#### Task details
Please write out all of the entries without altering anything.

#### Information shown
►

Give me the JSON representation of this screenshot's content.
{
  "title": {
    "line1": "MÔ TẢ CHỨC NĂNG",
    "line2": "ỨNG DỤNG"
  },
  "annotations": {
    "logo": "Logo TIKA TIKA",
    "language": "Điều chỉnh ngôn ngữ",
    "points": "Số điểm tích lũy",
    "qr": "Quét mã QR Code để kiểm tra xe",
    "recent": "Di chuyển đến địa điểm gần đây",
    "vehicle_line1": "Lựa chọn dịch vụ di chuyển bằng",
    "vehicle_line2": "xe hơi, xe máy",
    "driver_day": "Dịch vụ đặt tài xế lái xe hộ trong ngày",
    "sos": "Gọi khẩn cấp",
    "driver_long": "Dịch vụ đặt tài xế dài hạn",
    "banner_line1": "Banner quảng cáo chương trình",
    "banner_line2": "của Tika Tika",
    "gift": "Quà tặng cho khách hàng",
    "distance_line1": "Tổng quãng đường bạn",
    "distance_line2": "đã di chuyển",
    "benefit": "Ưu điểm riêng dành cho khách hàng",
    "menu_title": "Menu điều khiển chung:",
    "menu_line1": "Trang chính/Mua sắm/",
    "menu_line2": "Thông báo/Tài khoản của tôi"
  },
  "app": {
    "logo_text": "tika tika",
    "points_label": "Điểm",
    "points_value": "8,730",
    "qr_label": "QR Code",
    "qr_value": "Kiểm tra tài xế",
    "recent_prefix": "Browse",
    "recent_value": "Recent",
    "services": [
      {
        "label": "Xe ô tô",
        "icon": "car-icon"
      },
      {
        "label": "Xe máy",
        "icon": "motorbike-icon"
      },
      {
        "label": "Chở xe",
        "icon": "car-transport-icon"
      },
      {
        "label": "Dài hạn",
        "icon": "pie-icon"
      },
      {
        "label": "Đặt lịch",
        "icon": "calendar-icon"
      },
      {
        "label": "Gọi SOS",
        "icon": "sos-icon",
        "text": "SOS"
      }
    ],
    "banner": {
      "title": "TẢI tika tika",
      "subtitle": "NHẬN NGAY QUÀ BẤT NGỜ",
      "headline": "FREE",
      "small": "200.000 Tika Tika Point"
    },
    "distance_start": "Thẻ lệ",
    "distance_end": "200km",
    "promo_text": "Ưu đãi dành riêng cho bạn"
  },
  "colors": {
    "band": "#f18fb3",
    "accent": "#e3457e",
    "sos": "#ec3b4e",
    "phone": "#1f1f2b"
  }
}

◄

#### Answer for this exercise
Give me the JSON representation of this screenshot's content.
{
  "title": {
    "line1": "MÔ TẢ CHỨC NĂNG",
    "line2": "ỨNG DỤNG"
  },
  "annotations": {
    "logo": "Logo TIKA TIKA",
    "language": "Điều chỉnh ngôn ngữ",
    "points": "Số điểm tích lũy",
    "qr": "Quét mã QR Code để kiểm tra xe",
    "recent": "Di chuyển đến địa điểm gần đây",
    "vehicle_line1": "Lựa chọn dịch vụ di chuyển bằng",
    "vehicle_line2": "xe hơi, xe máy",
    "driver_day": "Dịch vụ đặt tài xế lái xe hộ trong ngày",
    "sos": "Gọi khẩn cấp",
    "driver_long": "Dịch vụ đặt tài xế dài hạn",
    "banner_line1": "Banner quảng cáo chương trình",
    "banner_line2": "của Tika Tika",
    "gift": "Quà tặng cho khách hàng",
    "distance_line1": "Tổng quãng đường bạn",
    "distance_line2": "đã di chuyển",
    "benefit": "Ưu điểm riêng dành cho khách hàng",
    "menu_title": "Menu điều khiển chung:",
    "menu_line1": "Trang chính/Mua sắm/",
    "menu_line2": "Thông báo/Tài khoản của tôi"
  },
  "app": {
    "logo_text": "tika tika",
    "points_label": "Điểm",
    "points_value": "8,730",
    "qr_label": "QR Code",
    "qr_value": "Kiểm tra tài xế",
    "recent_prefix": "Browse",
    "recent_value": "Recent",
    "services": [
      {
        "label": "Xe ô tô",
        "icon": "car-icon"
      },
      {
        "label": "Xe máy",
        "icon": "motorbike-icon"
      },
      {
        "label": "Chở xe",
        "icon": "car-transport-icon"
      },
      {
        "label": "Dài hạn",
        "icon": "pie-icon"
      },
      {
        "label": "Đặt lịch",
        "icon": "calendar-icon"
      },
      {
        "label": "Gọi SOS",
        "icon": "sos-icon",
        "text": "SOS"
      }
    ],
    "banner": {
      "title": "TẢI tika tika",
      "subtitle": "NHẬN NGAY QUÀ BẤT NGỜ",
      "headline": "FREE",
      "small": "200.000 Tika Tika Point"
    },
    "distance_start": "Thẻ lệ",
    "distance_end": "200km",
    "promo_text": "Ưu đãi dành riêng cho bạn"
  },
  "colors": {
    "band": "#f18fb3",
    "accent": "#e3457e",
    "sos": "#ec3b4e",
    "phone": "#1f1f2b"
  }
}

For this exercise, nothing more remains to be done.